The picture's one saving grace comes byway of some rich and accurate black levels with strong shadow details. In the end, the transfer shows some nice moments, but it ultimately falls flat with two-dimensional blandness that only makes the movie even more of a chore to watch.

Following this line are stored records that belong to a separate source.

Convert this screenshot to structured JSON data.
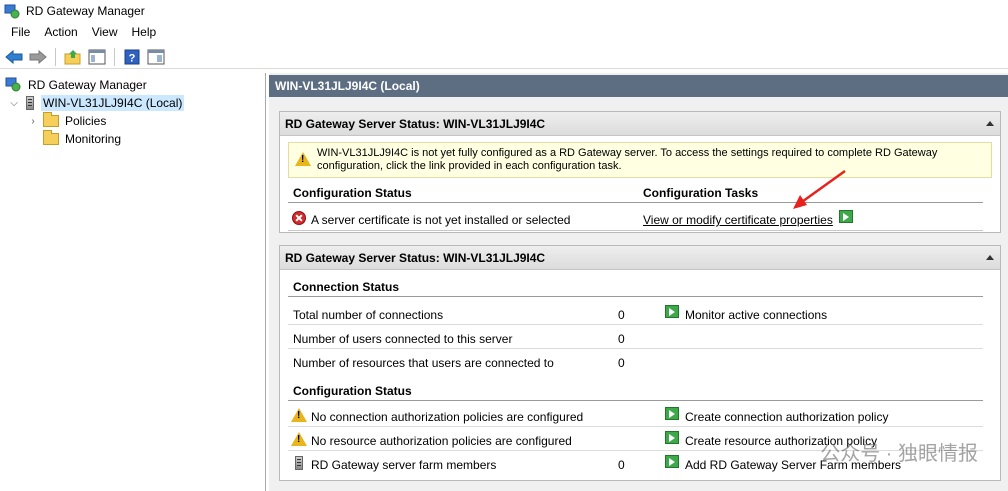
{
  "window": {
    "title": "RD Gateway Manager"
  },
  "menu": [
    "File",
    "Action",
    "View",
    "Help"
  ],
  "toolbar": {
    "back_icon": "back-arrow-icon",
    "forward_icon": "forward-arrow-icon",
    "up_icon": "up-folder-icon",
    "show_hide_icon": "show-hide-tree-icon",
    "help_icon": "help-icon",
    "help_glyph": "?",
    "action_pane_icon": "action-pane-icon"
  },
  "tree": {
    "root": "RD Gateway Manager",
    "server": "WIN-VL31JLJ9I4C (Local)",
    "children": [
      "Policies",
      "Monitoring"
    ]
  },
  "header": {
    "title": "WIN-VL31JLJ9I4C (Local)"
  },
  "panel1": {
    "title": "RD Gateway Server Status: WIN-VL31JLJ9I4C",
    "warning": "WIN-VL31JLJ9I4C is not yet fully configured as a RD Gateway server. To access the settings required to complete RD Gateway configuration, click the link provided in each configuration task.",
    "col_status": "Configuration Status",
    "col_tasks": "Configuration Tasks",
    "status_item": "A server certificate is not yet installed or selected",
    "task_link": "View or modify certificate properties"
  },
  "panel2": {
    "title": "RD Gateway Server Status: WIN-VL31JLJ9I4C",
    "connection_heading": "Connection Status",
    "rows": [
      {
        "label": "Total number of connections",
        "value": "0"
      },
      {
        "label": "Number of users connected to this server",
        "value": "0"
      },
      {
        "label": "Number of resources that users are connected to",
        "value": "0"
      }
    ],
    "monitor_link": "Monitor active connections",
    "config_heading": "Configuration Status",
    "config_rows": [
      {
        "label": "No connection authorization policies are configured",
        "value": "",
        "action": "Create connection authorization policy"
      },
      {
        "label": "No resource authorization policies are configured",
        "value": "",
        "action": "Create resource authorization policy"
      },
      {
        "label": "RD Gateway server farm members",
        "value": "0",
        "action": "Add RD Gateway Server Farm members"
      }
    ]
  },
  "watermark": "公众号 · 独眼情报",
  "colors": {
    "header_bar": "#5d6e82",
    "warning_bg": "#ffffe1",
    "selected": "#cce8ff",
    "arrow": "#e8211c"
  }
}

Despite being stamped with a DTS-HD Master Audio soundtrack, the sound design for 'When in Rome' is really not much better than the video. It's fairly boring, completely uneventful, and pretty much forgettable. For a story set in heavily-populated and highly active metropolises, it's somewhat surprising the track does not offer a more convincing soundfield. Although there are a few moments of ambience scattered throughout, the illusion of a bustling city is faint and unexciting. The musical score takes better advantage of the higher resolution codec, bleeding effortlessly into the background and giving the comedy a nice theatrical quality. In the end, however, rear speakers appear to be a missed opportunity, along with a low-end that seems MIA, except for all those hip and peppy songs. I wasn't expecting anything that would rock the house or shake the walls, but those few bits of action offered feel rather plain and average. While the front-heavy presentation displays excellent dialogue reproduction and clean dynamics, which is a positive, the entire soundstage ultimately feels monotonous and run of the mill. For a romantic comedy, the lossless track is adequate and gets the job done nicely, but there’s nothing impressive or unique about it either.
Walt Disney Home Entertainment graces 'When in Rome' with a small package of bonus material, which somehow ends up being a plus rather than a minus. Thankfully, there was no audio commentary to drudge through.
Despite having the adorable Kristen Bell perfectly matched with Josh Duhamel, 'When in Rome' is an instantaneous trainwreck within the first few minutes. It's not funny, clever, or even the slightest bit romantic. It's all a bunch of nonsense filled with random clichéd situational gags, revealing itself as nothing more than lazy moviemaking. The Blu-ray doesn't look any better, with the audio being the real highlight and supplements are a chore to get through. Granted, there might be some out there who actually enjoyed this debacle, but I'm most definitely not one of them.